◆ Data about app and page elements:
----------------------------------------
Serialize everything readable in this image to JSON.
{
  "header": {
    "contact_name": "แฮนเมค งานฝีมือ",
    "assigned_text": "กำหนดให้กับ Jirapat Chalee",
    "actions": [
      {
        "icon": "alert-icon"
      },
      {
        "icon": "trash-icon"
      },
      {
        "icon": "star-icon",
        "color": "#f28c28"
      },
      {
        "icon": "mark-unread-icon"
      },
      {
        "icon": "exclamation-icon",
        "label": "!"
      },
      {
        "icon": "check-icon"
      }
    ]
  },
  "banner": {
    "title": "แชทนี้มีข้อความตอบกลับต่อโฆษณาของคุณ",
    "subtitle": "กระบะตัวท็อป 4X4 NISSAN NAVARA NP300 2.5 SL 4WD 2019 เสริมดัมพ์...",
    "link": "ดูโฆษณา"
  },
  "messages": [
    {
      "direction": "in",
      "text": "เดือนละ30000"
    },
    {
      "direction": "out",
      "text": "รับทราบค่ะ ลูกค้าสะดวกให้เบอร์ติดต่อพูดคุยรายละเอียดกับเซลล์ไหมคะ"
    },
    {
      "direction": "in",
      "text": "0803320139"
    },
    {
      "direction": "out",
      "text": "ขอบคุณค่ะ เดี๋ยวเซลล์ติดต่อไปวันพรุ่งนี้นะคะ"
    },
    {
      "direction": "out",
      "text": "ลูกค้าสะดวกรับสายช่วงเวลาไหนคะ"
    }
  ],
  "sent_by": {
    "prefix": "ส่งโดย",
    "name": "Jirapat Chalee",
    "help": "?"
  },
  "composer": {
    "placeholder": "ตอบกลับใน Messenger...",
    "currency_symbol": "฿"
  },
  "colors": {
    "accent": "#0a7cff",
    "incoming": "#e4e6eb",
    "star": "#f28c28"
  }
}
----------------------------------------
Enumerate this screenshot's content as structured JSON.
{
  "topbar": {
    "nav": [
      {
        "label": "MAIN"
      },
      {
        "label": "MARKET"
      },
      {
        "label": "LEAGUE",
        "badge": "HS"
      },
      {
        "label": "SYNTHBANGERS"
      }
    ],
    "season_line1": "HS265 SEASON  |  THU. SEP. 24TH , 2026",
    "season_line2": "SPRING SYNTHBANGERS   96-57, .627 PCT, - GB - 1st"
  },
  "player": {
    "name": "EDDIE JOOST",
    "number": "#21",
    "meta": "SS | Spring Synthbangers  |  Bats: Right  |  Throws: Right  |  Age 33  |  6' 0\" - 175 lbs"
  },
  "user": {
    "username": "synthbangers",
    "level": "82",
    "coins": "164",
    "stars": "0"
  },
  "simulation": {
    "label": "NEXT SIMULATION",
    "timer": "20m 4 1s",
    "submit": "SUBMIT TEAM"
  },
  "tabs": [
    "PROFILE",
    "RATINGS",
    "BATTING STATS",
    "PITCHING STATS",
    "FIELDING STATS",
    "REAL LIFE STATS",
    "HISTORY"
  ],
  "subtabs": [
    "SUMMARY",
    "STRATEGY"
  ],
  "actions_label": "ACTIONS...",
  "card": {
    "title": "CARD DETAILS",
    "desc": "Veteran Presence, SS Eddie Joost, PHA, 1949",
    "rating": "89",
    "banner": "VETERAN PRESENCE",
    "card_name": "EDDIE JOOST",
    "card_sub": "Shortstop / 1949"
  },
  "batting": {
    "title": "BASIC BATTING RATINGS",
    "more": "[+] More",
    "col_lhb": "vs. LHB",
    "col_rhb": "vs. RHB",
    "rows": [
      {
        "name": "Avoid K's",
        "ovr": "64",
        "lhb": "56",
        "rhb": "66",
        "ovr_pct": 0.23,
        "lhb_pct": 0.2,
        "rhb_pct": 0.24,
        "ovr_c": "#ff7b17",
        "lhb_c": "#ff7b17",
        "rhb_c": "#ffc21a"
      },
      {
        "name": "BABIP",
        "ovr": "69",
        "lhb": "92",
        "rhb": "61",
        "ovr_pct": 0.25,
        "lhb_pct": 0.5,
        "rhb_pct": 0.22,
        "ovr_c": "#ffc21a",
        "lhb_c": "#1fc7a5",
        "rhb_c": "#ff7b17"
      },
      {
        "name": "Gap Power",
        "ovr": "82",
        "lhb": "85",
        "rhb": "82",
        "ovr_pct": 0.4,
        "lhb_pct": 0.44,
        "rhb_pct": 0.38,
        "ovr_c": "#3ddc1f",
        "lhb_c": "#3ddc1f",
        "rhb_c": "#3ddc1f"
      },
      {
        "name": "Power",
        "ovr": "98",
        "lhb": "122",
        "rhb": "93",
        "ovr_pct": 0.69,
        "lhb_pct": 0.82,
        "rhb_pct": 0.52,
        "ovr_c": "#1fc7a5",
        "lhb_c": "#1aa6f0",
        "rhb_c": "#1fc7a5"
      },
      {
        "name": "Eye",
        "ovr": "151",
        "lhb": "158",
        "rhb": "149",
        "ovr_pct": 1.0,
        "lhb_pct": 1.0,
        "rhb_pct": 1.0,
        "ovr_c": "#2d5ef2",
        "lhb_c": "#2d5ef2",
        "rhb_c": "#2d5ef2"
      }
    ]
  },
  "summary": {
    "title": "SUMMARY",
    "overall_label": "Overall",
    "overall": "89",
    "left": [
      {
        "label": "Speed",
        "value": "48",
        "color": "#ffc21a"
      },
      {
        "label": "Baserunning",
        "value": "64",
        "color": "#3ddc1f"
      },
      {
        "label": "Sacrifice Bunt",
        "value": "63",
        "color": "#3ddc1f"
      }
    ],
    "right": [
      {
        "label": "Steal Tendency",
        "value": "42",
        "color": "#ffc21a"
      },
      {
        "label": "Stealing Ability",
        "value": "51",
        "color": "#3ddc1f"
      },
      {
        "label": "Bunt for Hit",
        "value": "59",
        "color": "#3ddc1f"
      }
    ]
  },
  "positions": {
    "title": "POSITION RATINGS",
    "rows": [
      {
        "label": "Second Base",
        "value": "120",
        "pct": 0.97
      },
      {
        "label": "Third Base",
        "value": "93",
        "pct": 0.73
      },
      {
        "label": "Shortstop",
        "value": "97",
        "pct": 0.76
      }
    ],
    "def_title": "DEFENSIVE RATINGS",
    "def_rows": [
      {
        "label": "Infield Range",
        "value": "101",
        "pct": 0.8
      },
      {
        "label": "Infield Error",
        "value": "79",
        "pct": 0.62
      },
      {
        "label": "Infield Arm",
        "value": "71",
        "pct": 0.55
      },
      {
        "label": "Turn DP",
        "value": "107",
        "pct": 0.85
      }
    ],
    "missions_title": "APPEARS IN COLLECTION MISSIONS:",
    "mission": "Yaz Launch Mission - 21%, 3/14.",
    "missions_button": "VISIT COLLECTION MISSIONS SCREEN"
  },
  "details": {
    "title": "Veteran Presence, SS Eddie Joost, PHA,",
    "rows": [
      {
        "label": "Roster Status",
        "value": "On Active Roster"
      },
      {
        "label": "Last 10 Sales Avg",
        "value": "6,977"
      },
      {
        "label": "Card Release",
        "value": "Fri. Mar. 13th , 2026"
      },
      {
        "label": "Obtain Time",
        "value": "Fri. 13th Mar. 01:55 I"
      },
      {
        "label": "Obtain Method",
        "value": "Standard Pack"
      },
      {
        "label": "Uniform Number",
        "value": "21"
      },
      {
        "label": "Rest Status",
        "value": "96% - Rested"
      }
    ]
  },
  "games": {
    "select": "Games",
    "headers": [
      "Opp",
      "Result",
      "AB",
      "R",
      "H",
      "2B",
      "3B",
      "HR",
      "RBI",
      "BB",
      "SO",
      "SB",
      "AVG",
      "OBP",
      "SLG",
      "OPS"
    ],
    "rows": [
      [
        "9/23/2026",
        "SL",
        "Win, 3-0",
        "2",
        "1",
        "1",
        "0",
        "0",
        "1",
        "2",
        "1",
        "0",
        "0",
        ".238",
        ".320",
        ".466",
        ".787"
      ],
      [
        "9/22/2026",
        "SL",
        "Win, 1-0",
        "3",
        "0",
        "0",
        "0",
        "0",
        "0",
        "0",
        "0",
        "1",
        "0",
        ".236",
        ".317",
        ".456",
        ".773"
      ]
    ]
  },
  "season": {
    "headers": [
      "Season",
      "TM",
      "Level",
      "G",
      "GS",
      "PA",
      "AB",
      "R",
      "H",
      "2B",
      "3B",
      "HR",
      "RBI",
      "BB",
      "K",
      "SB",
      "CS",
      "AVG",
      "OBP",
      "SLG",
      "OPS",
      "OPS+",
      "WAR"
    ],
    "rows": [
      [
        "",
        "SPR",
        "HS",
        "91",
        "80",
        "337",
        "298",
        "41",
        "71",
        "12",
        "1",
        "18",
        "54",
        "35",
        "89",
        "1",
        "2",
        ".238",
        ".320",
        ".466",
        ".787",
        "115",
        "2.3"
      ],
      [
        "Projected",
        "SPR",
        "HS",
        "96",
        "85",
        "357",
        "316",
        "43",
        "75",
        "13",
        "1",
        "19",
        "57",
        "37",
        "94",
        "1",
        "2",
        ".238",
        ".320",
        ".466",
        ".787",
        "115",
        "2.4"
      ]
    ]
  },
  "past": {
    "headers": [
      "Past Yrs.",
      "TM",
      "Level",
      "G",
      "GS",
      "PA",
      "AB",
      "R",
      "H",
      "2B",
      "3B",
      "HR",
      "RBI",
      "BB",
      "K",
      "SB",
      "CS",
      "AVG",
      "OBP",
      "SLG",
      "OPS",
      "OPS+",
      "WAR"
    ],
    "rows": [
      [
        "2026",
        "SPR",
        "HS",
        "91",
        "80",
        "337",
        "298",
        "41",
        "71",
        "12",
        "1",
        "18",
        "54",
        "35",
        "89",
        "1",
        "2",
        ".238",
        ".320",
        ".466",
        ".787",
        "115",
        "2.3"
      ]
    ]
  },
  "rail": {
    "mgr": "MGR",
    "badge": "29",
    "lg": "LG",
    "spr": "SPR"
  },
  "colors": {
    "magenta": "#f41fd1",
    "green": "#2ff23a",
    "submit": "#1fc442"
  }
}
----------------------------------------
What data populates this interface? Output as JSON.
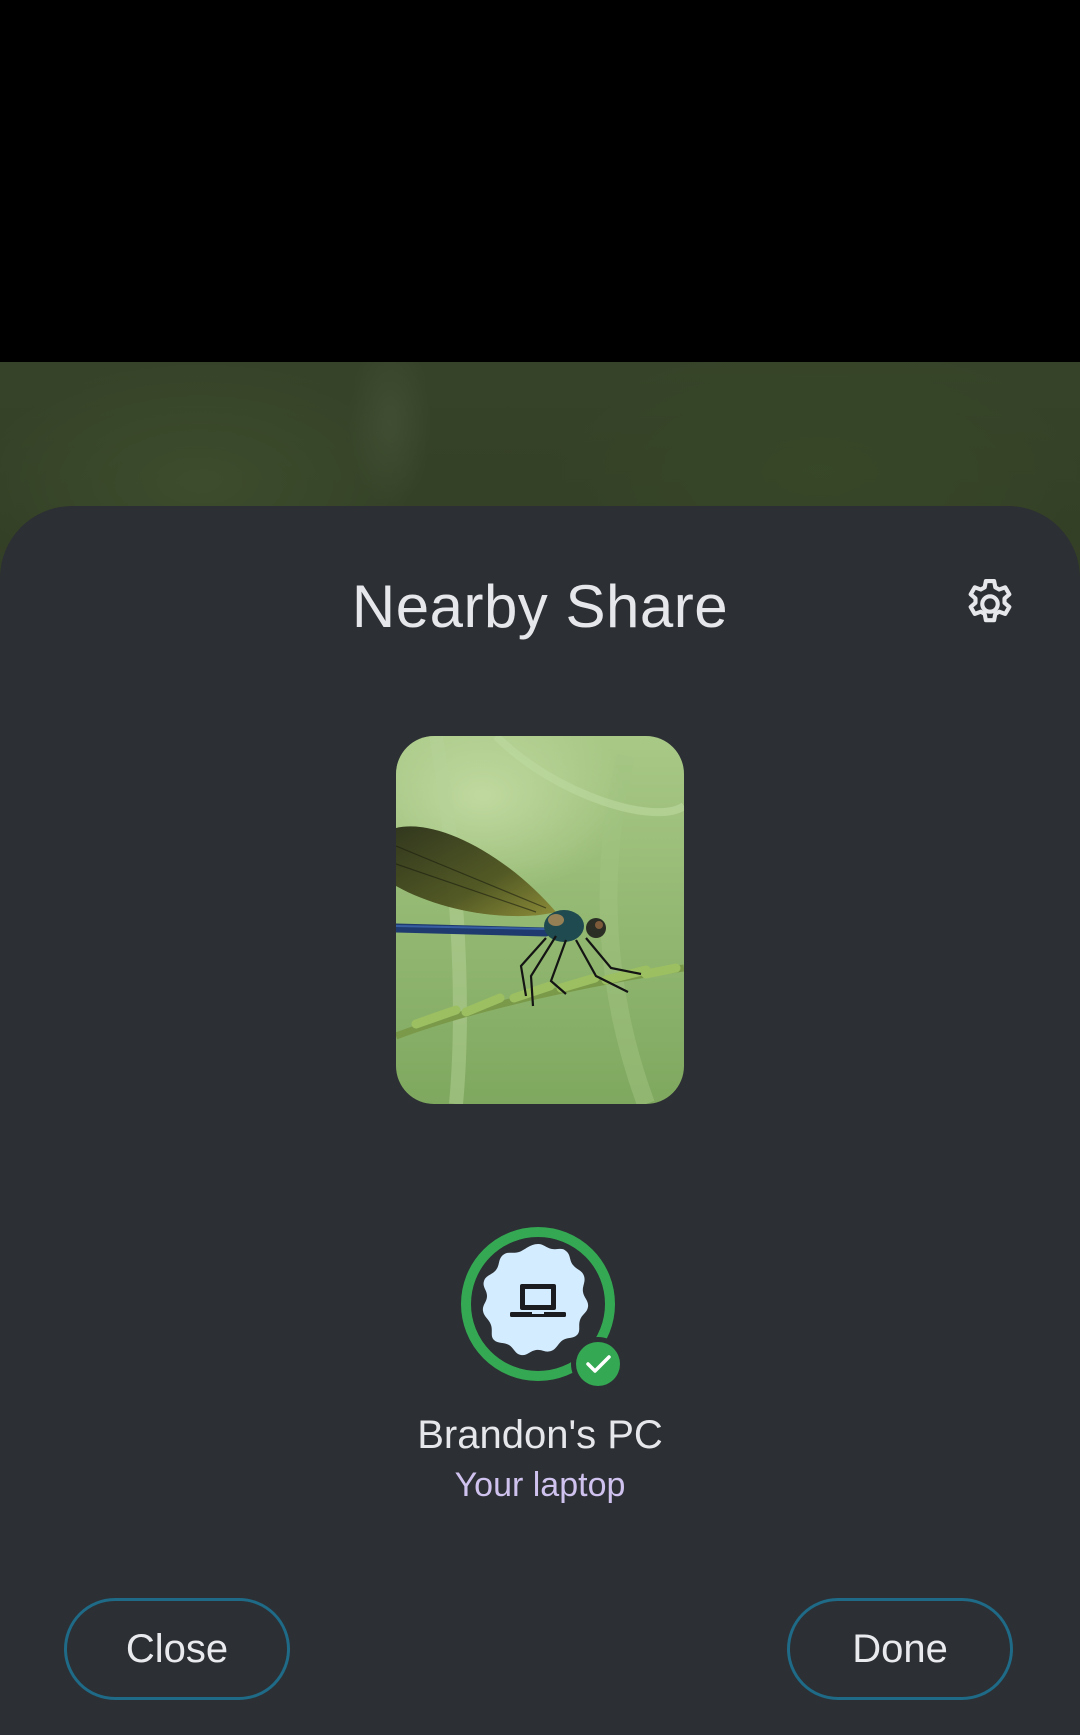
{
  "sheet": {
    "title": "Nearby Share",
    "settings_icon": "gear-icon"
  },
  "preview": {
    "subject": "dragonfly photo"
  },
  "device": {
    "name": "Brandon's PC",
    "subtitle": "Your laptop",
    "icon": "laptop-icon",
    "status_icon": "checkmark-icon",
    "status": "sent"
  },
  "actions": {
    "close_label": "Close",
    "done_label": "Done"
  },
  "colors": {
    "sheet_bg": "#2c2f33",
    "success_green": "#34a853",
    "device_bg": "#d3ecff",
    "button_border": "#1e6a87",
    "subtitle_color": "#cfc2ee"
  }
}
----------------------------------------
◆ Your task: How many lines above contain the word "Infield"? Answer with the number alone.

◆ Written response: 3